Tuesday, August 08, 2006
Re-Thinking The Captain's House
That's it, the house I live in, always to me a nearly-perfect-Fairhope house, constructed in the early 20th Century by the firm of Fobes and Sheldon, for Captain Ed Roberts and his family. In the slight restoration we did when I moved in in February 2004, the workers found a board in the floor molding signed on the back "Ed Sheldon, Fairhope, Alabama."
Even with its perfection of Craftsman "airplane bungalow" design, it could use a little updating. I am going to have it painted an elegant cream color, and have the yard landscaped. I've told the story hear of an early visit from the Captain, but it bears repeating when I consider having more work done on his house.

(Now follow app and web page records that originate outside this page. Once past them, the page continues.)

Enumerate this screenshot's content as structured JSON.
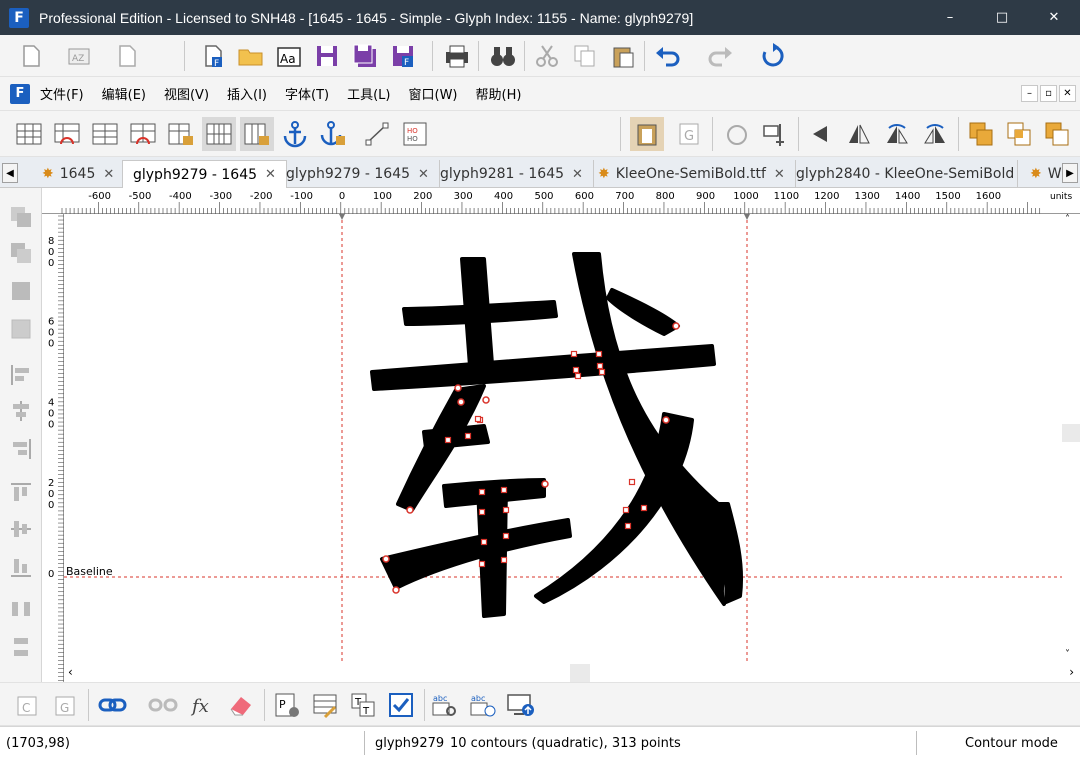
{
  "window": {
    "title": "Professional Edition - Licensed to SNH48 - [1645 - 1645 - Simple - Glyph Index: 1155 - Name: glyph9279]",
    "minimize": "–",
    "maximize": "□",
    "close": "✕"
  },
  "menu": {
    "items": [
      "文件(F)",
      "编辑(E)",
      "视图(V)",
      "插入(I)",
      "字体(T)",
      "工具(L)",
      "窗口(W)",
      "帮助(H)"
    ]
  },
  "tabs": [
    {
      "label": "1645",
      "star": true,
      "active": false
    },
    {
      "label": "glyph9279 - 1645",
      "star": false,
      "active": true
    },
    {
      "label": "glyph9279 - 1645",
      "star": false,
      "active": false
    },
    {
      "label": "glyph9281 - 1645",
      "star": false,
      "active": false
    },
    {
      "label": "KleeOne-SemiBold.ttf",
      "star": true,
      "active": false
    },
    {
      "label": "glyph2840 - KleeOne-SemiBold",
      "star": false,
      "active": false
    },
    {
      "label": "W",
      "star": true,
      "active": false
    }
  ],
  "ruler": {
    "h_labels": [
      "-600",
      "-500",
      "-400",
      "-300",
      "-200",
      "-100",
      "0",
      "100",
      "200",
      "300",
      "400",
      "500",
      "600",
      "700",
      "800",
      "900",
      "1000",
      "1100",
      "1200",
      "1300",
      "1400",
      "1500",
      "1600"
    ],
    "units": "units",
    "v_labels": [
      "800",
      "600",
      "400",
      "200",
      "0"
    ]
  },
  "canvas": {
    "baseline_label": "Baseline",
    "glyph_char": "载"
  },
  "status": {
    "coords": "(1703,98)",
    "glyph_name": "glyph9279",
    "glyph_info": "10 contours (quadratic), 313 points",
    "mode": "Contour mode"
  },
  "colors": {
    "titlebar": "#2e3a46",
    "accent_blue": "#1b5fbf",
    "guide_red": "#d9342b"
  }
}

One of my first nights in the house was stormy and rainy. Upstairs I heard doors and windows banging, and the situation seemed eerie. I knew the house had been built in 1916 by Capt. Ed Roberts, one of the pilots of the bay boats that ferried people back and forth before the causeway was constructed in 1929. Never having met the man, I felt a certain bond with the captain, and from the first I was proud to be the owner of his house. However, on this rainy night, I felt that somehow the captain considered me an interloper and was trying to deal with me from the beyond.
I took a deep breath and went upstairs to see what was causing the banging. There were no doors or windows swinging. There seemed to be no source for the noise. I gathered my wits and said in a loud, clear voice, “Captain. I bought this house, and I love this house. I’m going to do my best to make it a good place to live again.”
When I came downstairs the banging had stopped. I haven’t heard such noises since.
Capt. Roberts went into the jukebox business, among other ventures, when the bay boats stopped plying local waters. Paul Gaston told me there used to be a jukebox on the sunporch when he was a teenager and was dating Phyllis Roberts, the captain’s daughter. There were many parties with dancing on that porch. The sunny porch is the lightest room in the house, and it fairly rings with happiness still.
The house was then occupied by the Beasley family, who raised a son and daughter in it; then it was bought by Dennis and Harriett Gray, from whom I bought it. The Grays also raised a son and daughter in the house. At the time I bought it, there was no air conditioning and the Grays declared they hadn’t found it necessary because of the huge attic fan, probably installed as the latest technology by the captain. Being an over-evolved tenderfoot accustomed to conditioned air, I added central air soon after moving in, but I still love running that attic fan for as long as I can in the spring. I’ve never seen anything quite like it – it’s the size of a Volkswagen. An oddity, I show it proudly to new visitors to the house. My grandsons love it.
When I had work done on the bathroom last spring, the workers were properly appreciative of the house. They loved the remaining details and the simplicity of design, to say nothing of the sheer sturdiness of the construction. Few houses of this vintage have survived the onslaught of development in recent years.
You'll be getting a blow-by-blow description of the work as it progresses. I have already met with one landscaper, who has shown me a rather fussy, overplanted cottage garden, some of which will remain, but some will be edited down to be in keeping with the essential naturalness of the house and its setting. The first painter has given me an estimate. The electrician will put the finishing touches on rewiring, including installing the juice to operate a second air conditioning system for upstairs before the daughter and grandsons return for a visit late this month.
And you can enjoy it without the inconvenience of having it actually happen to you. Coming This Fall -- a new look!